* Input for this task
=====

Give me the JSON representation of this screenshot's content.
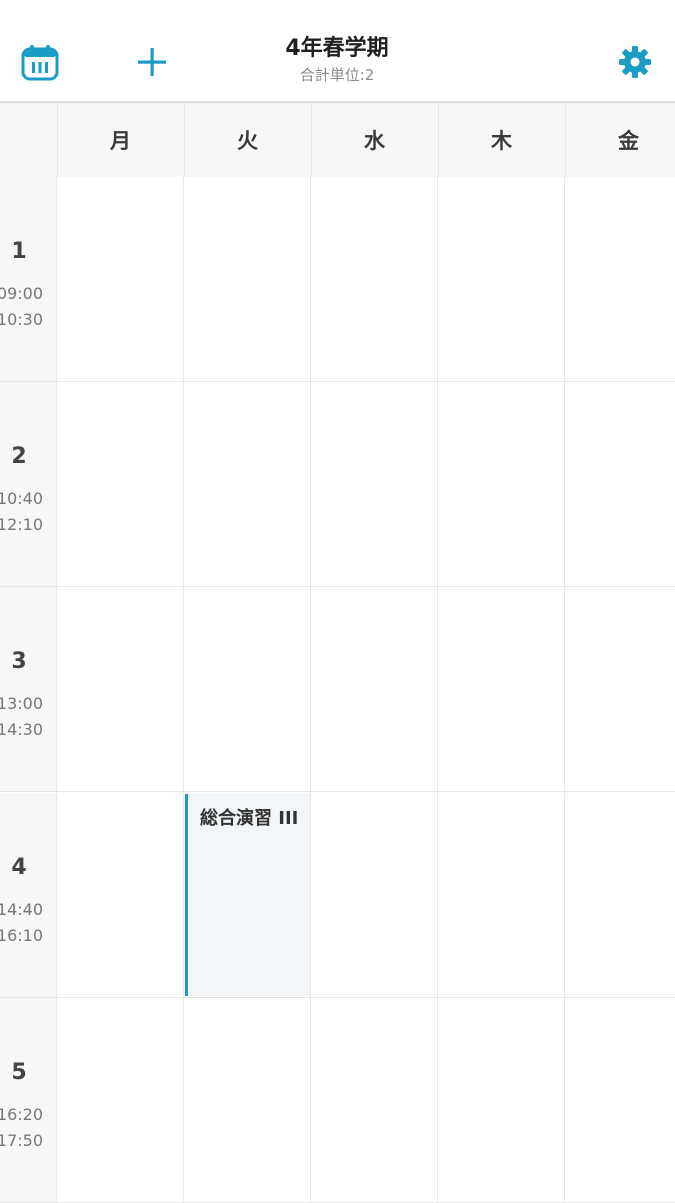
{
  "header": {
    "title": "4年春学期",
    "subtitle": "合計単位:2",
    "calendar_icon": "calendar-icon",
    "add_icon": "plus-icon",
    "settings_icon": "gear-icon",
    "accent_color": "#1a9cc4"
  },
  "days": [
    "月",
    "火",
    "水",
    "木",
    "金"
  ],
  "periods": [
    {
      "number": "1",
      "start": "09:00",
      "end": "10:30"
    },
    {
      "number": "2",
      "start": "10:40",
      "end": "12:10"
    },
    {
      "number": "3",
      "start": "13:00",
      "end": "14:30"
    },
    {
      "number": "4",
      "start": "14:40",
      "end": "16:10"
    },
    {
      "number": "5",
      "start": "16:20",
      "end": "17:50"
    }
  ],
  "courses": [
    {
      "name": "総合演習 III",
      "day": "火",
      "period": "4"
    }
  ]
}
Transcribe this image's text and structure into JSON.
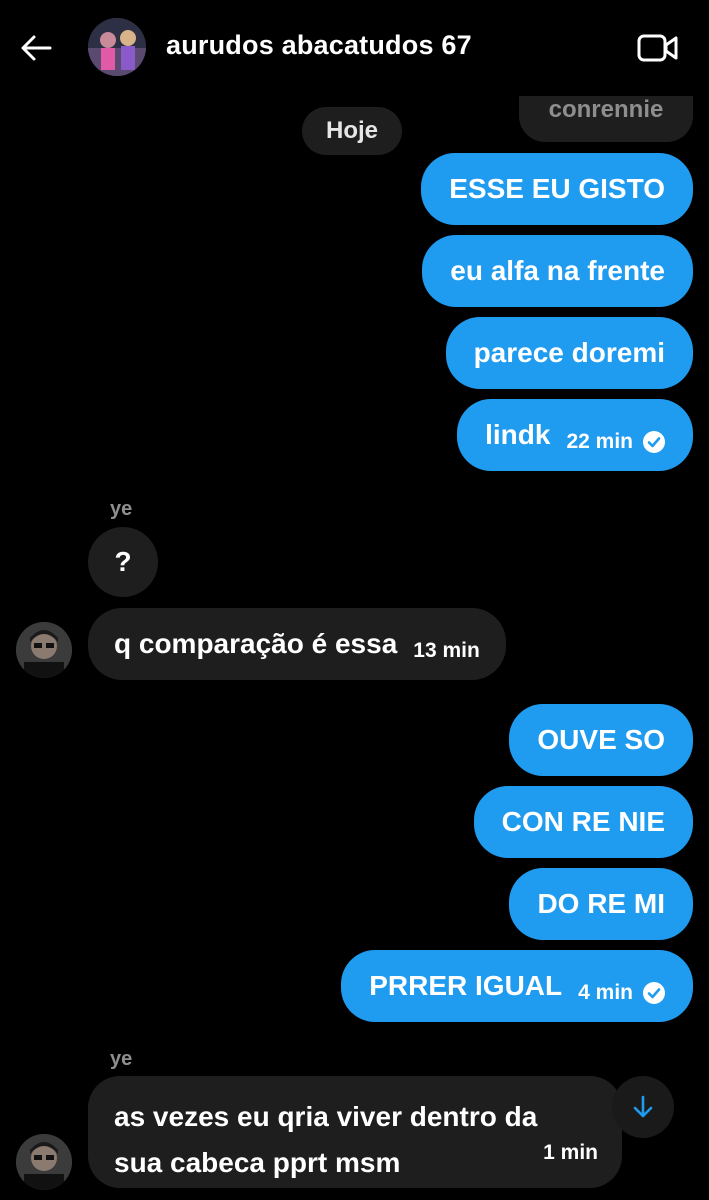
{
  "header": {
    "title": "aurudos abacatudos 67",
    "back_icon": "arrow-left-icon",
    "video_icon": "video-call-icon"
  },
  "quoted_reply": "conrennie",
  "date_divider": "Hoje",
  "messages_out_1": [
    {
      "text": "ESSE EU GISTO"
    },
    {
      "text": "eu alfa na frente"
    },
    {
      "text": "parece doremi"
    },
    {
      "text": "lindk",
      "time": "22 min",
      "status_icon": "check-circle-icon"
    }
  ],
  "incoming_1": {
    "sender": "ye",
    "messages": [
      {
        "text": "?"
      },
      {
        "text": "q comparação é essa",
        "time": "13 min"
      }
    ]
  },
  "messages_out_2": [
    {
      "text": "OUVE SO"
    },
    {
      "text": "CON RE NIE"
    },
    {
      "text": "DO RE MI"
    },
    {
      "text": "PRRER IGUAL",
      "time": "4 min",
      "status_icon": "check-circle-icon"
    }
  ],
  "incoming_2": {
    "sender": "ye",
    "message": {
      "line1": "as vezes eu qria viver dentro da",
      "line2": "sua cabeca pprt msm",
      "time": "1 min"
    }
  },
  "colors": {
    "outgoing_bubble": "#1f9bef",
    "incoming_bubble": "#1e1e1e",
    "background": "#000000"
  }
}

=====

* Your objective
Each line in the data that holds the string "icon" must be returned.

* Answer space
    "calendar_icon": "calendar-icon",
    "add_icon": "plus-icon",
    "settings_icon": "gear-icon",
    "back_icon": "arrow-left-icon",
    "video_icon": "video-call-icon"
      "status_icon": "check-circle-icon"
      "status_icon": "check-circle-icon"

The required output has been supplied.